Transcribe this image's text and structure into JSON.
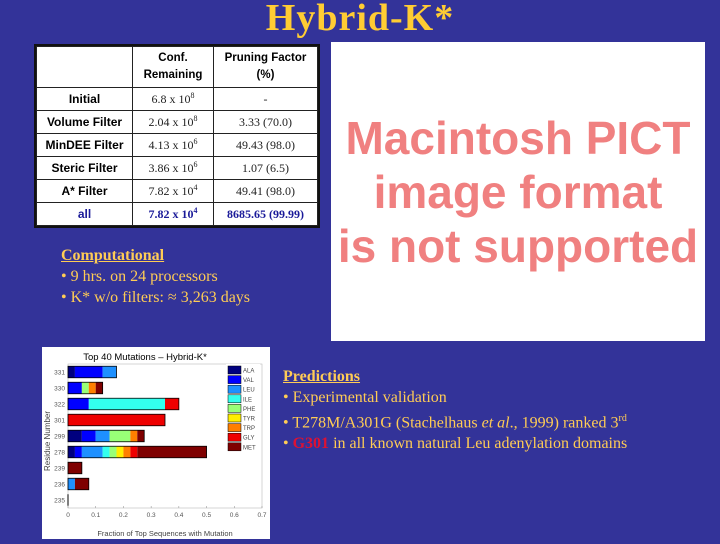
{
  "slide": {
    "title": "Hybrid-K*"
  },
  "table": {
    "headers": [
      "",
      "Conf.\nRemaining",
      "Pruning Factor\n(%)"
    ],
    "rows": [
      {
        "label": "Initial",
        "conf_base": "6.8 x 10",
        "conf_exp": "8",
        "pruning": "-"
      },
      {
        "label": "Volume Filter",
        "conf_base": "2.04 x 10",
        "conf_exp": "8",
        "pruning": "3.33 (70.0)"
      },
      {
        "label": "MinDEE Filter",
        "conf_base": "4.13 x 10",
        "conf_exp": "6",
        "pruning": "49.43 (98.0)"
      },
      {
        "label": "Steric Filter",
        "conf_base": "3.86 x 10",
        "conf_exp": "6",
        "pruning": "1.07 (6.5)"
      },
      {
        "label": "A* Filter",
        "conf_base": "7.82 x 10",
        "conf_exp": "4",
        "pruning": "49.41 (98.0)"
      },
      {
        "label": "all",
        "conf_base": "7.82 x 10",
        "conf_exp": "4",
        "pruning": "8685.65 (99.99)"
      }
    ]
  },
  "placeholder": {
    "text": "Macintosh PICT\nimage format\nis not supported"
  },
  "computational": {
    "heading": "Computational",
    "bullets": [
      "• 9 hrs. on 24 processors",
      "• K* w/o filters: ≈ 3,263  days"
    ]
  },
  "predictions": {
    "heading": "Predictions",
    "bullet1": "• Experimental validation",
    "bullet2_pre": "• T278M/A301G (Stachelhaus ",
    "bullet2_ital": "et al",
    "bullet2_post": "., 1999) ranked 3",
    "bullet2_sup": "rd",
    "bullet3_bullet": "• ",
    "bullet3_hl": "G301",
    "bullet3_post": " in all known natural Leu adenylation domains"
  },
  "chart_data": {
    "type": "bar",
    "orientation": "horizontal-stacked",
    "title": "Top 40 Mutations – Hybrid-K*",
    "xlabel": "Fraction of Top Sequences with Mutation",
    "ylabel": "Residue Number",
    "xlim": [
      0,
      0.7
    ],
    "xticks": [
      "0",
      "0.1",
      "0.2",
      "0.3",
      "0.4",
      "0.5",
      "0.6",
      "0.7"
    ],
    "categories": [
      "331",
      "330",
      "322",
      "301",
      "299",
      "278",
      "239",
      "236",
      "235"
    ],
    "legend_position": "top-right",
    "series": [
      {
        "name": "ALA",
        "color": "#00007f",
        "values": [
          0.025,
          0,
          0,
          0,
          0.05,
          0.025,
          0,
          0,
          0
        ]
      },
      {
        "name": "VAL",
        "color": "#0000ff",
        "values": [
          0.1,
          0.05,
          0.075,
          0,
          0.05,
          0.025,
          0,
          0,
          0
        ]
      },
      {
        "name": "LEU",
        "color": "#1e90ff",
        "values": [
          0.05,
          0,
          0,
          0,
          0.05,
          0.075,
          0,
          0.025,
          0
        ]
      },
      {
        "name": "ILE",
        "color": "#33ffee",
        "values": [
          0,
          0,
          0.275,
          0,
          0,
          0.025,
          0,
          0,
          0
        ]
      },
      {
        "name": "PHE",
        "color": "#99ff77",
        "values": [
          0,
          0.025,
          0,
          0,
          0.075,
          0.025,
          0,
          0,
          0
        ]
      },
      {
        "name": "TYR",
        "color": "#ffee00",
        "values": [
          0,
          0,
          0,
          0,
          0,
          0.025,
          0,
          0,
          0
        ]
      },
      {
        "name": "TRP",
        "color": "#ff7f00",
        "values": [
          0,
          0.025,
          0,
          0,
          0.025,
          0.025,
          0,
          0,
          0
        ]
      },
      {
        "name": "GLY",
        "color": "#ee0000",
        "values": [
          0,
          0,
          0.05,
          0.35,
          0,
          0.025,
          0,
          0,
          0
        ]
      },
      {
        "name": "MET",
        "color": "#7f0000",
        "values": [
          0,
          0.025,
          0,
          0,
          0.025,
          0.25,
          0.05,
          0.05,
          0
        ]
      }
    ]
  }
}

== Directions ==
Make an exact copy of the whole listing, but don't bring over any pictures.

== Answer ==
Transcribe this image's text and structure into JSON.
{
  "slide": {
    "title": "Hybrid-K*"
  },
  "table": {
    "headers": [
      "",
      "Conf.\nRemaining",
      "Pruning Factor\n(%)"
    ],
    "rows": [
      {
        "label": "Initial",
        "conf_base": "6.8 x 10",
        "conf_exp": "8",
        "pruning": "-"
      },
      {
        "label": "Volume Filter",
        "conf_base": "2.04 x 10",
        "conf_exp": "8",
        "pruning": "3.33 (70.0)"
      },
      {
        "label": "MinDEE Filter",
        "conf_base": "4.13 x 10",
        "conf_exp": "6",
        "pruning": "49.43 (98.0)"
      },
      {
        "label": "Steric Filter",
        "conf_base": "3.86 x 10",
        "conf_exp": "6",
        "pruning": "1.07 (6.5)"
      },
      {
        "label": "A* Filter",
        "conf_base": "7.82 x 10",
        "conf_exp": "4",
        "pruning": "49.41 (98.0)"
      },
      {
        "label": "all",
        "conf_base": "7.82 x 10",
        "conf_exp": "4",
        "pruning": "8685.65 (99.99)"
      }
    ]
  },
  "placeholder": {
    "text": "Macintosh PICT\nimage format\nis not supported"
  },
  "computational": {
    "heading": "Computational",
    "bullets": [
      "• 9 hrs. on 24 processors",
      "• K* w/o filters: ≈ 3,263  days"
    ]
  },
  "predictions": {
    "heading": "Predictions",
    "bullet1": "• Experimental validation",
    "bullet2_pre": "• T278M/A301G (Stachelhaus ",
    "bullet2_ital": "et al",
    "bullet2_post": "., 1999) ranked 3",
    "bullet2_sup": "rd",
    "bullet3_bullet": "• ",
    "bullet3_hl": "G301",
    "bullet3_post": " in all known natural Leu adenylation domains"
  },
  "chart_data": {
    "type": "bar",
    "orientation": "horizontal-stacked",
    "title": "Top 40 Mutations – Hybrid-K*",
    "xlabel": "Fraction of Top Sequences with Mutation",
    "ylabel": "Residue Number",
    "xlim": [
      0,
      0.7
    ],
    "xticks": [
      "0",
      "0.1",
      "0.2",
      "0.3",
      "0.4",
      "0.5",
      "0.6",
      "0.7"
    ],
    "categories": [
      "331",
      "330",
      "322",
      "301",
      "299",
      "278",
      "239",
      "236",
      "235"
    ],
    "legend_position": "top-right",
    "series": [
      {
        "name": "ALA",
        "color": "#00007f",
        "values": [
          0.025,
          0,
          0,
          0,
          0.05,
          0.025,
          0,
          0,
          0
        ]
      },
      {
        "name": "VAL",
        "color": "#0000ff",
        "values": [
          0.1,
          0.05,
          0.075,
          0,
          0.05,
          0.025,
          0,
          0,
          0
        ]
      },
      {
        "name": "LEU",
        "color": "#1e90ff",
        "values": [
          0.05,
          0,
          0,
          0,
          0.05,
          0.075,
          0,
          0.025,
          0
        ]
      },
      {
        "name": "ILE",
        "color": "#33ffee",
        "values": [
          0,
          0,
          0.275,
          0,
          0,
          0.025,
          0,
          0,
          0
        ]
      },
      {
        "name": "PHE",
        "color": "#99ff77",
        "values": [
          0,
          0.025,
          0,
          0,
          0.075,
          0.025,
          0,
          0,
          0
        ]
      },
      {
        "name": "TYR",
        "color": "#ffee00",
        "values": [
          0,
          0,
          0,
          0,
          0,
          0.025,
          0,
          0,
          0
        ]
      },
      {
        "name": "TRP",
        "color": "#ff7f00",
        "values": [
          0,
          0.025,
          0,
          0,
          0.025,
          0.025,
          0,
          0,
          0
        ]
      },
      {
        "name": "GLY",
        "color": "#ee0000",
        "values": [
          0,
          0,
          0.05,
          0.35,
          0,
          0.025,
          0,
          0,
          0
        ]
      },
      {
        "name": "MET",
        "color": "#7f0000",
        "values": [
          0,
          0.025,
          0,
          0,
          0.025,
          0.25,
          0.05,
          0.05,
          0
        ]
      }
    ]
  }
}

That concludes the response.